What you will do. Return every entry exactly, except for any pictures.

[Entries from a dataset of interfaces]
Segment Open

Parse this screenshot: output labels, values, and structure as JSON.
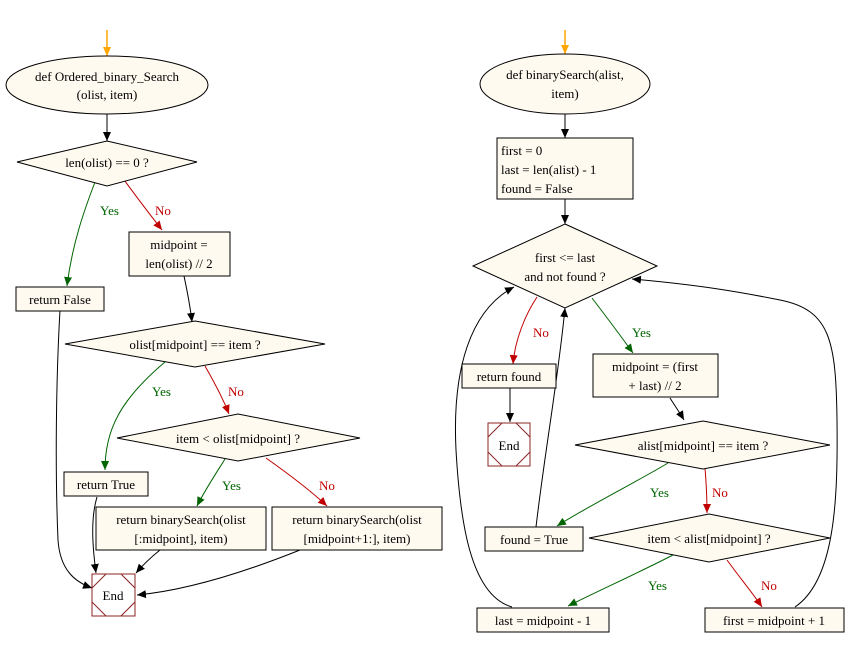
{
  "colors": {
    "node_fill": "#fffaf0",
    "start_arrow": "#ffa500",
    "yes_edge": "#006400",
    "no_edge": "#c00000",
    "end_border": "#8b2323"
  },
  "left_flow": {
    "start": {
      "line1": "def Ordered_binary_Search",
      "line2": "(olist, item)"
    },
    "check_empty": "len(olist) == 0 ?",
    "return_false": "return False",
    "midpoint": {
      "line1": "midpoint =",
      "line2": "len(olist) // 2"
    },
    "check_equal": "olist[midpoint] == item ?",
    "return_true": "return True",
    "check_less": "item < olist[midpoint] ?",
    "recurse_left": {
      "line1": "return binarySearch(olist",
      "line2": "[:midpoint], item)"
    },
    "recurse_right": {
      "line1": "return binarySearch(olist",
      "line2": "[midpoint+1:], item)"
    },
    "end": "End",
    "labels": {
      "yes": "Yes",
      "no": "No"
    }
  },
  "right_flow": {
    "start": {
      "line1": "def binarySearch(alist,",
      "line2": "item)"
    },
    "init": {
      "line1": "first = 0",
      "line2": "last = len(alist) - 1",
      "line3": "found = False"
    },
    "loop_check": {
      "line1": "first <= last",
      "line2": "and not found ?"
    },
    "return_found": "return found",
    "end": "End",
    "midpoint": {
      "line1": "midpoint = (first",
      "line2": "+ last) // 2"
    },
    "check_equal": "alist[midpoint] == item ?",
    "found_true": "found = True",
    "check_less": "item < alist[midpoint] ?",
    "set_last": "last = midpoint - 1",
    "set_first": "first = midpoint + 1",
    "labels": {
      "yes": "Yes",
      "no": "No"
    }
  }
}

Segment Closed

Result of this exercise.
Parse this screenshot: output labels, values, and structure as JSON.
{
  "colors": {
    "node_fill": "#fffaf0",
    "start_arrow": "#ffa500",
    "yes_edge": "#006400",
    "no_edge": "#c00000",
    "end_border": "#8b2323"
  },
  "left_flow": {
    "start": {
      "line1": "def Ordered_binary_Search",
      "line2": "(olist, item)"
    },
    "check_empty": "len(olist) == 0 ?",
    "return_false": "return False",
    "midpoint": {
      "line1": "midpoint =",
      "line2": "len(olist) // 2"
    },
    "check_equal": "olist[midpoint] == item ?",
    "return_true": "return True",
    "check_less": "item < olist[midpoint] ?",
    "recurse_left": {
      "line1": "return binarySearch(olist",
      "line2": "[:midpoint], item)"
    },
    "recurse_right": {
      "line1": "return binarySearch(olist",
      "line2": "[midpoint+1:], item)"
    },
    "end": "End",
    "labels": {
      "yes": "Yes",
      "no": "No"
    }
  },
  "right_flow": {
    "start": {
      "line1": "def binarySearch(alist,",
      "line2": "item)"
    },
    "init": {
      "line1": "first = 0",
      "line2": "last = len(alist) - 1",
      "line3": "found = False"
    },
    "loop_check": {
      "line1": "first <= last",
      "line2": "and not found ?"
    },
    "return_found": "return found",
    "end": "End",
    "midpoint": {
      "line1": "midpoint = (first",
      "line2": "+ last) // 2"
    },
    "check_equal": "alist[midpoint] == item ?",
    "found_true": "found = True",
    "check_less": "item < alist[midpoint] ?",
    "set_last": "last = midpoint - 1",
    "set_first": "first = midpoint + 1",
    "labels": {
      "yes": "Yes",
      "no": "No"
    }
  }
}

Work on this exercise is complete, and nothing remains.